Recent headlines have celebrated the success of women chief executives at Facebook, IBM, General Motors and other corporate giants. But this misses a much bigger story: women-owned small businesses - already numbering nearly 10 million - are starting up at twice the rate of men-owned businesses, and they are succeeding despite an all too real glass ceiling. In a Harvard Business School study, potential investors watched two videotaped entrepreneurial pitches, one with a voiceover using a man's voice and the other using a woman's voice. The content of the pitch was identical; the only difference was the gender of the person delivering it. Sixty-eight percent of the investors chose to fund the venture pitched by the man's voice, and only 32 percent chose to fund the one pitched by the woman's voice. Forbes says that women-owned businesses have become "the nation's job-creation machine." Between 1997 and 2014, according to an American Express study, the number of women-owned firms grew at 1½ times the national average; revenue and employment growth among women-owned firms tops that of all other firms except for the largest, publicly traded corporations.

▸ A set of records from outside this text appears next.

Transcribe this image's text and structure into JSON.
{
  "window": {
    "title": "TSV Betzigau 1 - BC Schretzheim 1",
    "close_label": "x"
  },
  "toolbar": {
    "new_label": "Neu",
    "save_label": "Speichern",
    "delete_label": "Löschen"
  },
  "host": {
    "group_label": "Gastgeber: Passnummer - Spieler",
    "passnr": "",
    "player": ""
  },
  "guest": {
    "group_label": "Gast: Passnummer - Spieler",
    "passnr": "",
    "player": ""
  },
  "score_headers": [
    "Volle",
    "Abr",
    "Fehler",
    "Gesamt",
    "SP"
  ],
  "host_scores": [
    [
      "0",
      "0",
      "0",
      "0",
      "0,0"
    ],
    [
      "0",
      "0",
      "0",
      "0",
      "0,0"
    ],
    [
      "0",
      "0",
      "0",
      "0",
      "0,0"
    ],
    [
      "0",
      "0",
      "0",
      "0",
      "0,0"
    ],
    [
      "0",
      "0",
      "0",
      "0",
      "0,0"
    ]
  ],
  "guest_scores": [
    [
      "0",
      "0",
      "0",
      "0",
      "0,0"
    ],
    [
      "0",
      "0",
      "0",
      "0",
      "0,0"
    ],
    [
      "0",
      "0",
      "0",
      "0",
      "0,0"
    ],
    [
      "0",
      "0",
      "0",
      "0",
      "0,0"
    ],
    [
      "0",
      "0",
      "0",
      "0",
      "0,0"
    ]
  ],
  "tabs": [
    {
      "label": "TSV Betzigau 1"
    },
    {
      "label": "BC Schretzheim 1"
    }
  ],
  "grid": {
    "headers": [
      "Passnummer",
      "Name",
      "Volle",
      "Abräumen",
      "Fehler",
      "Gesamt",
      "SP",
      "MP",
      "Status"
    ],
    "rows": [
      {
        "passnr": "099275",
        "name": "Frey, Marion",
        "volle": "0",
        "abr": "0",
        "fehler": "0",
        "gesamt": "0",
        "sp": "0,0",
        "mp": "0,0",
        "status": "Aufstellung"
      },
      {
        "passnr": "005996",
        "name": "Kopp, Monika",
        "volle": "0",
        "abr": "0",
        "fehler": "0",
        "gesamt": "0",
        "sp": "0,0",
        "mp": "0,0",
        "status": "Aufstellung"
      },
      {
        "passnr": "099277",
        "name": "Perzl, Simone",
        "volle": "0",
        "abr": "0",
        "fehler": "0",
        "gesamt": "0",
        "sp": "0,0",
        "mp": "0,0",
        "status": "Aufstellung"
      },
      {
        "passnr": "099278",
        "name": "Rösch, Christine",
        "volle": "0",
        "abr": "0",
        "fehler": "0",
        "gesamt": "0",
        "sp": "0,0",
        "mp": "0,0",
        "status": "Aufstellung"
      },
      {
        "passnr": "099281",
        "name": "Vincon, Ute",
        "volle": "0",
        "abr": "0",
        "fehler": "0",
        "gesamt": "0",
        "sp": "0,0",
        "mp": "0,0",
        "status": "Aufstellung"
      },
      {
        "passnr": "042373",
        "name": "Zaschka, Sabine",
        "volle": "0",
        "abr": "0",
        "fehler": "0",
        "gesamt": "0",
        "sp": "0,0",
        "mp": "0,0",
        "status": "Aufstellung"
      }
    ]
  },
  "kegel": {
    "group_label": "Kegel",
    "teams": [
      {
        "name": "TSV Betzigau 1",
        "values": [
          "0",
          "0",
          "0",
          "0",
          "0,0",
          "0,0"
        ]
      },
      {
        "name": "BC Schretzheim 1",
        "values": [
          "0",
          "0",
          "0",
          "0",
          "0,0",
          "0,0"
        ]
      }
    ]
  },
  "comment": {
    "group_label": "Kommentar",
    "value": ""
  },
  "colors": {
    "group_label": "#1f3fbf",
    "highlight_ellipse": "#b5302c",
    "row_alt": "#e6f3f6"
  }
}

Forbes says that women-owned businesses have become "the nation's job-creation machine." Between 1997 and 2014, according to an American Express study, the number of women-owned firms grew at 1½ times the national average; revenue and employment growth among women-owned firms tops that of all other firms except for the largest, publicly traded corporations.